Tuchel was discussing player availability with the media before the FA Cup fifth-round tie against Luton Town when the subject turned to Chalobah, who was on the receiving end of a painful looking challenge.
According to Tuchel, the injury was even more serious than it looked, and required extensive treatment at the end of the game.
"I could not believe what I was seeing after the match," he said. "There was surgery going on in our dressing room, I'm not joking. There was surgery, they were stitching him up. I could not believe it, after the match, after the press conference, when I left they were doing the stitches and I just heard him scream in pain while they were doing it and it looked horrible.
"You could not look away, it was surgery, they did the stitches and it was right there. He was the only one with the doctors and I heard the noise.
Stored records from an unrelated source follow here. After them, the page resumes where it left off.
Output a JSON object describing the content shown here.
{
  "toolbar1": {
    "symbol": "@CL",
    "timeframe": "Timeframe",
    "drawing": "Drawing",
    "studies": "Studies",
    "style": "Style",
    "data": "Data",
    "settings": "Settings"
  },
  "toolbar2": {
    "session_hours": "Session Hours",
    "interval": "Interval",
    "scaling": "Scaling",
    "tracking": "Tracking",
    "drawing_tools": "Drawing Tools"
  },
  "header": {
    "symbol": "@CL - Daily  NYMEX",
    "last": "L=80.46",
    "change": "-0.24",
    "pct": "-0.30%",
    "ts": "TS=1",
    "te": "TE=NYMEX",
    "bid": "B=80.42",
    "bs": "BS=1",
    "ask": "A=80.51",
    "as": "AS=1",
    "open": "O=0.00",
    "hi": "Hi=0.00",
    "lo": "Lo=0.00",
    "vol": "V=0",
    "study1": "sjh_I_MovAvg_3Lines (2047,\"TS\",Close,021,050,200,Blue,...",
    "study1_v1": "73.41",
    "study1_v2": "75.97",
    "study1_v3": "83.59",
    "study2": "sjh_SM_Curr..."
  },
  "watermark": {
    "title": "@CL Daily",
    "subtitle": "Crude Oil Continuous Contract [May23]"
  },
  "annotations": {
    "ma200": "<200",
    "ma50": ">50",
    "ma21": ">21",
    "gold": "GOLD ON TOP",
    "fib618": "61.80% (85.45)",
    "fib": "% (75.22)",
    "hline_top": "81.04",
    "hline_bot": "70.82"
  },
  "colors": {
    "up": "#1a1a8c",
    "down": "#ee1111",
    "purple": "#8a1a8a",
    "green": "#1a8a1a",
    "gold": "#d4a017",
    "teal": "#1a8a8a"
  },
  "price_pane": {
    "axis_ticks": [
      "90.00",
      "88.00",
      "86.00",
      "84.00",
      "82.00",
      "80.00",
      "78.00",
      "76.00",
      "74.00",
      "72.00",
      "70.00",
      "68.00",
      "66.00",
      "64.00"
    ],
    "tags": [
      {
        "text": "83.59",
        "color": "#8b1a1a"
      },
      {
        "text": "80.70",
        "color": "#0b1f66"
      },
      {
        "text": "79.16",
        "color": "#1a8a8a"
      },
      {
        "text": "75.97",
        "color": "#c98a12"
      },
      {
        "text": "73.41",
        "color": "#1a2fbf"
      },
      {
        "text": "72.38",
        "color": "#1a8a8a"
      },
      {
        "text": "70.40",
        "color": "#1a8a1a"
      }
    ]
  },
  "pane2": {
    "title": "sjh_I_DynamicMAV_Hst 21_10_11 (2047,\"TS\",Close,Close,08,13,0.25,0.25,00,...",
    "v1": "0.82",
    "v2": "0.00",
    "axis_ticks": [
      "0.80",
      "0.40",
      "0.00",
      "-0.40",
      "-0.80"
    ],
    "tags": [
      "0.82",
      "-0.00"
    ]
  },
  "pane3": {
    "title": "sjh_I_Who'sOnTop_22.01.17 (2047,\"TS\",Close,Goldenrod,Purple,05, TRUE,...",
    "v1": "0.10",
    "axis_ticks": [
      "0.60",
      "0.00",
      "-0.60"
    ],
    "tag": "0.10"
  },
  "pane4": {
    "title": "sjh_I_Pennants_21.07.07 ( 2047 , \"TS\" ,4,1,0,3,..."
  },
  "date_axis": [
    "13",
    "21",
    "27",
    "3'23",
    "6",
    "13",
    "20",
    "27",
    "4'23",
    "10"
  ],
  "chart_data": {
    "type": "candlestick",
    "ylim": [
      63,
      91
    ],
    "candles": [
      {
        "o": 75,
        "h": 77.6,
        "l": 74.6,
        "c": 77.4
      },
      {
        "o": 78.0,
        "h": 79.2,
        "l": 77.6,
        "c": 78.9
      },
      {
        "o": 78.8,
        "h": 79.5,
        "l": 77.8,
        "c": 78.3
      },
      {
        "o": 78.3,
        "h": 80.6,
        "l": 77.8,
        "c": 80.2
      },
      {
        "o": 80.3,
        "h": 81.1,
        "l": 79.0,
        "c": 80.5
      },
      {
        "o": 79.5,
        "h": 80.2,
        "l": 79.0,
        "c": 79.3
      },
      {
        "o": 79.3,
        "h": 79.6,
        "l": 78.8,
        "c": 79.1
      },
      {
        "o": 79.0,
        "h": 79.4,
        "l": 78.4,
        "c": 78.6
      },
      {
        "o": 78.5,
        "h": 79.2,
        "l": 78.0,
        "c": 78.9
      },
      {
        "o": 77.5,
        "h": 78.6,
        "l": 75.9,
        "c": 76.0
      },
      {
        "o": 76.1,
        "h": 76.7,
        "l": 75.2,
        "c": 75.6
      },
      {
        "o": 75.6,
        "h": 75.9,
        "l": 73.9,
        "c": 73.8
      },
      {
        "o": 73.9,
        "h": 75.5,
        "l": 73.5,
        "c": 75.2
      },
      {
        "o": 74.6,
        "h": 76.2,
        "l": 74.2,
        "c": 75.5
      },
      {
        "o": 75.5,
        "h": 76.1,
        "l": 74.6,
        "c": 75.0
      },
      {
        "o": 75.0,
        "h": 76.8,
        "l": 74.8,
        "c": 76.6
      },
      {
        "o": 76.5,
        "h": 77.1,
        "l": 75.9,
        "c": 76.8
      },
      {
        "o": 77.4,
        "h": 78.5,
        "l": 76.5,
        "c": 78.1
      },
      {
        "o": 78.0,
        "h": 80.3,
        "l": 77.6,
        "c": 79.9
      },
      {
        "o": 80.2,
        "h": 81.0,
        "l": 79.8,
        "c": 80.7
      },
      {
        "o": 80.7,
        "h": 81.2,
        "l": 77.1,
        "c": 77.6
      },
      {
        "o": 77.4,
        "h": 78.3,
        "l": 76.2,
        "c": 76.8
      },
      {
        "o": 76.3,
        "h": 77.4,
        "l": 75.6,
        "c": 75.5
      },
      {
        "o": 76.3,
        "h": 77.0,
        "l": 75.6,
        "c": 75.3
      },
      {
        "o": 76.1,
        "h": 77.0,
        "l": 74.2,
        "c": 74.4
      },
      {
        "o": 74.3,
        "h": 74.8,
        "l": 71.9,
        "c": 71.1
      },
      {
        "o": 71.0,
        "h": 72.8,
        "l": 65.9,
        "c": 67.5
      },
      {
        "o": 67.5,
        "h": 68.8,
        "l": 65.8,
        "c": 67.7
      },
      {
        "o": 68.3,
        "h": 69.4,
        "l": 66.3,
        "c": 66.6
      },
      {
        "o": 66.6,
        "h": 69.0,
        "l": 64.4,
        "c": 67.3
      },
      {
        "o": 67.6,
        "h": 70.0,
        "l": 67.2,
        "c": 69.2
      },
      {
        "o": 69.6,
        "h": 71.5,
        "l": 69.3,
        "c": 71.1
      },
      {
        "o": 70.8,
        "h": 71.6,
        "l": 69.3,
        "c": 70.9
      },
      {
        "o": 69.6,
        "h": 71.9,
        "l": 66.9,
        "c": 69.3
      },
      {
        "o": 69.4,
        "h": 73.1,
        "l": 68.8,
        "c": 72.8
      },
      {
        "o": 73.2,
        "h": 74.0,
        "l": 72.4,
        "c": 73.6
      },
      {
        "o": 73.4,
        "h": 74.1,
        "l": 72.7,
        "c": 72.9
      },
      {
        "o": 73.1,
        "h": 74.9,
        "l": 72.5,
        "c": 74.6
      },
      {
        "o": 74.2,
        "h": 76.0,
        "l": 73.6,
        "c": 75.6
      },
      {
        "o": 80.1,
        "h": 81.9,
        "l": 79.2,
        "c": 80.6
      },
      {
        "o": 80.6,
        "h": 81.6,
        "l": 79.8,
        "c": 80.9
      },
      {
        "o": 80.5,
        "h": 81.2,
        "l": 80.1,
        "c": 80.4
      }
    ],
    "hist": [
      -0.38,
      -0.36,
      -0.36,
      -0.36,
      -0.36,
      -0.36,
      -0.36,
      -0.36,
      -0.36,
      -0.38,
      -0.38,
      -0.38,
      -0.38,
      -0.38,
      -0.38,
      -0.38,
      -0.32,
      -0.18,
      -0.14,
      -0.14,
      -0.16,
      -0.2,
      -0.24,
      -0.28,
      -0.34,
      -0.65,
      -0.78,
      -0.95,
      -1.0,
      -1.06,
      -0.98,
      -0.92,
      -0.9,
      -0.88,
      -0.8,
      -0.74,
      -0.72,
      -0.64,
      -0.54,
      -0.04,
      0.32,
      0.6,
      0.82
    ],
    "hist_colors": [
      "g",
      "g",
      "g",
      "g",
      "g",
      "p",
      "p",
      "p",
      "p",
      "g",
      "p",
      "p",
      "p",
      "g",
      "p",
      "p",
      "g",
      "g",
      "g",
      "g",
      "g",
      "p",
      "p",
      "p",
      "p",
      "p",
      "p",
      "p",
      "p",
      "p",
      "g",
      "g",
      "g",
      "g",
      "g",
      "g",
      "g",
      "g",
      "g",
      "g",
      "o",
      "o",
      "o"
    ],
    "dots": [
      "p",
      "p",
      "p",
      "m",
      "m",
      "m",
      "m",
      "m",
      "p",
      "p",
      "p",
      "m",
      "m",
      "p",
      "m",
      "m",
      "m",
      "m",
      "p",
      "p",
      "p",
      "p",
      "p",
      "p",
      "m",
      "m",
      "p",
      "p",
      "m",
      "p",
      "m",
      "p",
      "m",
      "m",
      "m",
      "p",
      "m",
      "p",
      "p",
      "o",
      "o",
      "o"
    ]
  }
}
Seriously, it was a proper cut, very close in the area of the groin, that was open and needed to be closed."
Tuchel also expressed his admiration for the way Chalobah continued the game until the end, despite suffering that injury just under halfway through the 120 minutes, but he remained tight lipped on the defender's chances of featuring in our next match at Luton.
"I could not believe that he played one more minute with this kind of injury, but he played the full match and scored a penalty. This is really big. I would say he showed some balls, but that would be actually maybe the wrong line! He was really brave to do this and full credit to him.
"I decided not to tell if people are playing because we have so many of the players who are overloaded and with these kind of injuries I don't want to give too much information and make preparation for Luton too easy. We are working on it and he was very tough and has my full respect. He showed what it takes."
Just as shocking as the injury Chalobah suffered is the fact that neither referee Stuart Attwell nor VAR felt fit to punish Naby Keita with a free-kick, let alone the red card many felt the challenge deserved.
"In the end we have to understand that VAR is a system but it's also used by humans, so there is maybe all the time a slight margin of error in it,' he added. "You will never find the full solution maybe and we have to accept it.
"You will never find 100 per cent clarity on situations, like the foul on Trevoh. Is it a red card or is it not a red card and is it necessary that VAR interferes or not? This will not end and it's also the beauty of it and it makes the sport so popular."